Must an engagement ring be a diamond ring – or can any ring be an engagement ring? Below, we give you all the answers to these questions.
1. Is it ok to choose a ring that’s not a diamond?
There’s no rule that says you must buy a diamond ring for an engagement.
2. What type of engagement rings are there?
Almost any ring can be an engagement ring.
There is no rule that dictates an engagement ring must have a particular stone or design, or be a certain size.
3. Reasons why some choose a non-traditional ring (that’s not a diamond)
There are many reasons why you might want an alternative style of engagement ring:
- You prefer a coloured gemstone

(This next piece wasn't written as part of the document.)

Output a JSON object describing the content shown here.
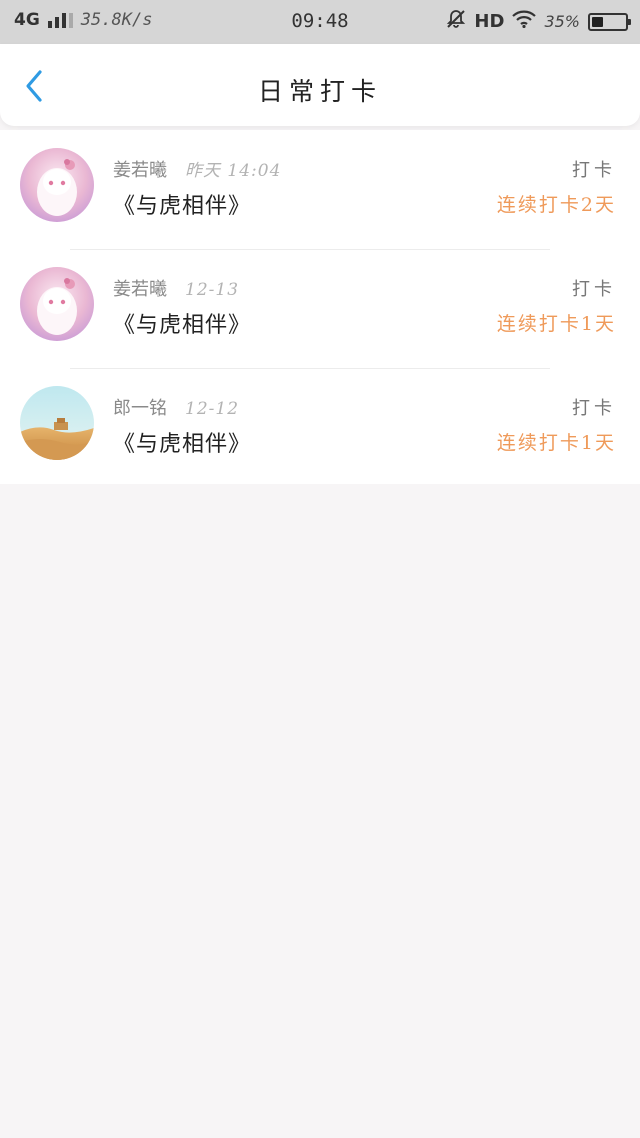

- Most people have a diamond ring, so you want something unique
- Diamonds are expensive, and you want a more affordable alternative
- A diamond ring does not reflect your culture or religion
- Some people prefer a plain band
- Some people do not want a ring at all
4. My partner wants a traditional diamond ring, but I don’t agree. What should I do?
Some people simply do not like the idea of a diamond ring.
This can be a problem for you, if your partner expects one from you. What should you do then?
If you’re the ring giver, try to at least consider your partner’s wishes and reach a compromise. Why? Because…
- Tradition is powerful. Your partner’s father probably bought a diamond ring for their mother. They want you to measure up.
- Spirit of generousity. A gift or a symbolic item you buy for a loved one is about them, not you.
Rest assured there are plenty of options. Have an honest conversation and find some middle ground. Then take a look at alternative ideas below!
5. What coloured gemstones are suitable as diamond alternatives?
The main thing to consider with an engagement ring is durability. It has to last a lifetime of wear and tear, so the harder the gem, the better.
Jewellers measure gem hardness from 1 to 10 on the Mohs Scale of mineral hardness. Diamonds are the hardest at 10, which is why they’re so popular.
- Sapphires and rubies are 9 – well suited to long-term daily wear
- Tanzanite and topaz are 8 – within the limits for engagement rings
- Emerald and aquamarine are 7 – you’ll have to be very careful not to knock or scratch them
6. I’ve been told the gem I want won’t stand wear and tear. What should I do?
Some gems are considered ‘soft’, i.e. below 7-8 on Mohs Scale. For example, pearl, garnet, opal and turquoise. They’re not ideal for engagement rings.
Why? Because ou’ll need to be very careful not to scratch or knock your ring, or expose it to sudden heat or soak it in water.
Consult your jeweller about gemstone care, if you decide on a ‘soft’ gem. Also, choose a sturdy gold or platinum setting that protects the gem.
7. What about quirky or unique designs?
You may want a unique ring. That’s great! There are no rules.
Just make sure your partner is on board. They’ll be wearing the ring so they need to love it as much as you do.
Overly quirky rings can have the downside of getting ‘old’ quickly. There’s a lot to be said for simple, timeless designs; you won’t get fed up looking at your ring, and classic jewellery is easy to match with all kinds of outfits.
8. I cannot afford a diamond… but my partner wants one anyway
If your partner wants a diamond, but the cost is a worry, you need to discuss it openly. Always remember, you have options. For instance, you can buy an affordable ring now and upgrade it later. Or choose 9K gold, which is more affordable than a setting of 18K gold or platinum.
5 Non-diamond engagement ring alternatives:
1. Sapphire rings
Sapphire is the hardest coloured gem at Mohs Scale 9. It’s beautiful and comes in many colours including blue, pink, green and many more. Sapphire is popular among celebrities; the Royal sapphire engagement ring passed from Princess Diana to Kate Middleton is the most famous.